When You Have a Child Who Can But Won't

My younger daughter has decided the rules of grammar don't apply to her. Capitalization and punctuation are unnecessary conventions as far as she is concerned. "But why do I have to capitalize and use periods?" is often her cry. She has had to redo numerous papers because of this refusal to follow the rules of grammar.

It's not that she can't capitalize and punctuate. It's not that she doesn't know the rules for capitalizing and punctuating. It's that she doesn't want to follow them. She chooses not to make the effort.

And it frustrates me to no end. Watching her lose points on papers that I know she should get is irritating to this grammar-loving mother. It's people like my daughter that make sure I have a job as an editor.
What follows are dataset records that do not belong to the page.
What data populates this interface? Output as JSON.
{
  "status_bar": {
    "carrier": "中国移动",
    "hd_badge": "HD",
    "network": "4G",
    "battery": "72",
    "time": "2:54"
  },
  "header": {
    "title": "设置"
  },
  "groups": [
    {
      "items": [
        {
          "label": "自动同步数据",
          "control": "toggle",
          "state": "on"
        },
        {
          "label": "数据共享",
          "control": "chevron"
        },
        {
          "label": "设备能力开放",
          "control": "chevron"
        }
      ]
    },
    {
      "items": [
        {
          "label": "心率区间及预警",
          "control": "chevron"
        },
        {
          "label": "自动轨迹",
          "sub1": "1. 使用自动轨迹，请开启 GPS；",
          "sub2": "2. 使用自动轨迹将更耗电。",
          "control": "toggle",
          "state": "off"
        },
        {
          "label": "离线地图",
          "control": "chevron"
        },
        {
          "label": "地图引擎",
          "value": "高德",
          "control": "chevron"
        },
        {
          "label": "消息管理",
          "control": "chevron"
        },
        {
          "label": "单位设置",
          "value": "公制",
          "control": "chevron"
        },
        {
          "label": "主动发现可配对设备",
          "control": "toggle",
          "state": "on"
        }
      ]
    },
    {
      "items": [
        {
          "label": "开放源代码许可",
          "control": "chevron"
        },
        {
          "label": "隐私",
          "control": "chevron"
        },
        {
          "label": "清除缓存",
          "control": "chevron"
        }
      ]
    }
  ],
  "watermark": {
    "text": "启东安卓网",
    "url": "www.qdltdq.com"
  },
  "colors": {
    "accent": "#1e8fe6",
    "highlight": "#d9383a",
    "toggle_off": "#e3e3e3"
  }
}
It's not just the grammar. It's the underlying issue of choosing not to do what she's perfectly capable of doing that really causes frustration for me. I'm a mom. I want my kids to live up to their potential. I want them to choose to do the right thing, whether it's putting a period at the end of a sentence, biting their tongues instead of hurting someone with their words, or standing up for what's right even when it's difficult.

James 4:17 says "If anyone, then, knows the good they ought to do and doesn’t do it, it is sin for them." Now, not capitalizing and punctuating a sentence isn't a sin (although this editor mother sometimes thinks it should be). In our house, it's simply an example of a larger problem -- one of choosing not to do the things you know you should. We have this issue in other areas, like controlling our tongues and being respectful to others.

So, what do you do when you have a child who deliberately chooses to do the wrong thing? One who knows the right thing to do but won't do it? Unfortunately, there are no easy answers. I wish I could tell you we've conquered this problem and there are three simple rules to follow, but I can't. What I can tell you is that we can't fix it on our own. It's a heart problem, and God is the only one in the business of changing hearts. So, if you have a child who can make good choices but won't, there are a few things you can do to let God work.

Pray. There is nothing more powerful in changing our children's attitudes and behaviors than prayer. James 5:16 says "The prayer of a righteous person is powerful and effective." Ask God to change your child's heart so that it seeks after God's ways.

Be consistent. If there's a behavior you want to change in your child, be consistent in requiring it. Every time my daughter brings home papers on which she loses points for capitalization and punctuation, she has to redo them -- whether her teacher requires it or not. By being consistent, we're letting our daughter know that there are consequences for making the wrong choices.

Let natural consequences happen. Don't remove the natural consequences of your child's choices. Let your child get in trouble, get a bad grade or have to apologize to a friend. Natural consequences are a great teacher. When we shield our kids from those consequences, we take away the immediate pain but we also take away the lesson they can learn.

Pray some more. God is in the heart change business. Actions and words come from the heart. If our kids are choosing to make poor decisions, then it's a heart issue. And we have to leave the heart changing up to God.

Having a child who chooses to consistently do the wrong thing is frustrating and saddening. It's the hard part of being a parent, but remember all kids struggle in some area. All adults struggle to make the right choices, too. With lots of prayer and consistency, we can let God do the heart work of changing our child's behavior and attitude.

Linking up today with The Better Mom and Graceful.